It was at this time that Keller decided to practice what he preached. He had always felt that the key to success in the residential real estate industry was empowering agents to make decisions. After all, they were the revenue generators – on the front line, so to speak. By setting up the “Agency Leadership Council” and treating agents like business partners instead of employees, the company was able to recruit some of the top agents in the region. This new approach of shared decision making between management and the agents was a big success, putting highly motivated agents on the streets to do their jobs with much to gain.
As word spread about this growing Austin-based real estate company, the opportunity for expansion into other markets presented itself. In 1991, the decision was made to open offices in other states. Keller and Williams thought this would best be implemented through franchising. In 1993, Keller Williams Realty opened its first franchisee in Oklahoma. Agents were offered an incredible 70/30 split on commissions and the office became an instant success story, eventually becoming the top single office real estate company in the state. Over the next few years, the company’s growing reputation spawned other franchises that were opened throughout the United States. In 1998, the company made its first inroads within the international real estate industry with the opening of its first franchise in Canada. By the end of 1999, it was clear the company’s business model was working wherever implemented and the company had become the 6th largest residential real estate company in America.
A New Millennium
At the dawn of the new millennium, Keller Williams Realty was ready for new challenges. As incredible results kept pouring in from states like Florida and California, and from offices in Canada, the company embarked on its next major endeavor; in 2007, the company introduced a new division: Luxury Homes by Keller Williams. The focus of this new division was exclusively on the brokering of luxury residences. Some of the organizations top agents were given extensive training through The Institute of Luxury Home Marketing, enabling the company to make immediate headway into high-end residential real estate.
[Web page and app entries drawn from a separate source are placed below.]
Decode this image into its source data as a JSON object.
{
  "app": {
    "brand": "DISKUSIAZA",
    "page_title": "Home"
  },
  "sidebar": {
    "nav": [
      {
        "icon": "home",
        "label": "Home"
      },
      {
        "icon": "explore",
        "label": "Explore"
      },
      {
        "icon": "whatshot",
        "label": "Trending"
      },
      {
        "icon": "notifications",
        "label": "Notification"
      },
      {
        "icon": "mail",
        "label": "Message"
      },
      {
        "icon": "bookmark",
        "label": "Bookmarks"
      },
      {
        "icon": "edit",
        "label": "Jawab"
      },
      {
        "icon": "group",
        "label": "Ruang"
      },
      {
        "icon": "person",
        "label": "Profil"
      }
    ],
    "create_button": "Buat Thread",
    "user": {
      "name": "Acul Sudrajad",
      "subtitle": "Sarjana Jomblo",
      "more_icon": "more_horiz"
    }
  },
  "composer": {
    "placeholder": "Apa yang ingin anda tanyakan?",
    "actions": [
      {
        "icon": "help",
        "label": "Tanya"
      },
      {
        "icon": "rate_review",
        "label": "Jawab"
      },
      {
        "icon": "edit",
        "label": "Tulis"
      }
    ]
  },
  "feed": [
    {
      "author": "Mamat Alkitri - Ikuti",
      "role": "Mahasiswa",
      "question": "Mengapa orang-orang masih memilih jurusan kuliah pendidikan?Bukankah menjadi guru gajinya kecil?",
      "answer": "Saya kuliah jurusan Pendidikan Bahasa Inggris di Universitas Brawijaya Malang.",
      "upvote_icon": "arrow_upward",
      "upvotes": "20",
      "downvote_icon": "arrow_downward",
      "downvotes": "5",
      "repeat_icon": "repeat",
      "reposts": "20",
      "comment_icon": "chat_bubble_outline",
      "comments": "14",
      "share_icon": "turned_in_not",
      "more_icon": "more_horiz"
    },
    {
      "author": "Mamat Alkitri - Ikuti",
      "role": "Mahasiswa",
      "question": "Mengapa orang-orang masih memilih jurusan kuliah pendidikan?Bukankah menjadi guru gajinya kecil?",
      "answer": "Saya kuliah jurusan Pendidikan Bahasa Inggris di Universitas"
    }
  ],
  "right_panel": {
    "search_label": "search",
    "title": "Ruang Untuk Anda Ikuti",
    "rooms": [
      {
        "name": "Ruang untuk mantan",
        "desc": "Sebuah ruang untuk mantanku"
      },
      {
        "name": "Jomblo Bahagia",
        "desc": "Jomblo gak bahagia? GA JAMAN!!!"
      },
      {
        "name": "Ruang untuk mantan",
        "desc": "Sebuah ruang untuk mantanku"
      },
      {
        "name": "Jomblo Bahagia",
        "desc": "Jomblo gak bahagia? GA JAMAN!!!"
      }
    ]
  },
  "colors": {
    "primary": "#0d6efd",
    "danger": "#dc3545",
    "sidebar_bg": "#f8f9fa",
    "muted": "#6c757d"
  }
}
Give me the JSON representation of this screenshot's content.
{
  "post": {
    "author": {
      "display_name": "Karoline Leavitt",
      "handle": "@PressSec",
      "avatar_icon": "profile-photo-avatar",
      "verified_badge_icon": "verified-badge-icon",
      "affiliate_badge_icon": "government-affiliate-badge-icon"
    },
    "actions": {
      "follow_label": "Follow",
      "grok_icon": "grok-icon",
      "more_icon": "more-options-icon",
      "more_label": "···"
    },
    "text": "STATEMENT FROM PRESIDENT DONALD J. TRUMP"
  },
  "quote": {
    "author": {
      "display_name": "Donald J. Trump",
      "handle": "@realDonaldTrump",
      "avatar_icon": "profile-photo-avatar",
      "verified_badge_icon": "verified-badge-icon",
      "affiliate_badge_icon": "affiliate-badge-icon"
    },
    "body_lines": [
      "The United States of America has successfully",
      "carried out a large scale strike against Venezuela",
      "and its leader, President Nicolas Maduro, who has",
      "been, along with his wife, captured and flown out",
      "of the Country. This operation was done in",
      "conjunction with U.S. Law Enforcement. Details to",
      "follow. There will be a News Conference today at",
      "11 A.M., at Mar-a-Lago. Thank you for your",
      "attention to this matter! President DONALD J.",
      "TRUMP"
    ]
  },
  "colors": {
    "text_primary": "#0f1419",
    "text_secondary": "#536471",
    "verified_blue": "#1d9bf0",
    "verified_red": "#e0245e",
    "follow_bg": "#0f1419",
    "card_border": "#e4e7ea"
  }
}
On the heels of the Luxury Homes division, the company also made its move into the commercial real estate industry with the opening of KW Commercial in 2008. The same methodology for compensating residential real estate agents worked just as well within the commercial real estate market and top agents were more than happy to join the fray.
Climbing the Ranks
Firmly entrenched in the country’s three biggest real estate markets, Keller Williams Realty set its sights on becoming the largest real estate agency in the world. By 2008, the company had already over taken Re/Max for the third spot in the nation. With franchises still popping up all over North America, it only took two more years to claim the second spot from Century 21 with over 77,000 agents located in the United States alone. With the North America business thriving, even after the horrible recession of 2009, Keller Williams was ready to conquer a new frontier.
The New Frontier
This new frontier for Keller Williams is the international real estate market. In 2012, the company awarded its first franchise outside of North America; operating under a company subdivision named Keller Williams Worldwide, that first franchise opened its doors in Vietnam. Due in large part to name recognition and an incredible track record, real estate entrepreneurs throughout the world were lining up to secure a franchise. By 2013, Keller Williams offices could be found in regions of Turkey, Germany, the United Kingdom, Indonesia and Southern Africa. Perhaps the crowning jewel for Keller Williams Worldwide was the opening of a franchise in Dubai, one of the world’s most elite and exciting real estate markets.
This journey started with five years of real estate experience and a vision held by Gary Keller. Twenty-two years later, Keller Williams Realty has over 115,000 agents throughout the world. To date, it is the only privately held international real estate agency in the world. The company has also become very active within local communities, supporting numerous charitable causes through KW Cares. Also, Keller Williams Realty is proud of its own personal cause known as RED Day (Renew, Energize, and Donate), where one day each year, all company offices are closed down to allow every company employee to go out into their community and donate time to worthy endeavors. It’s hard to imagine, but one would sense the company has only started scratching the surface of a bright future.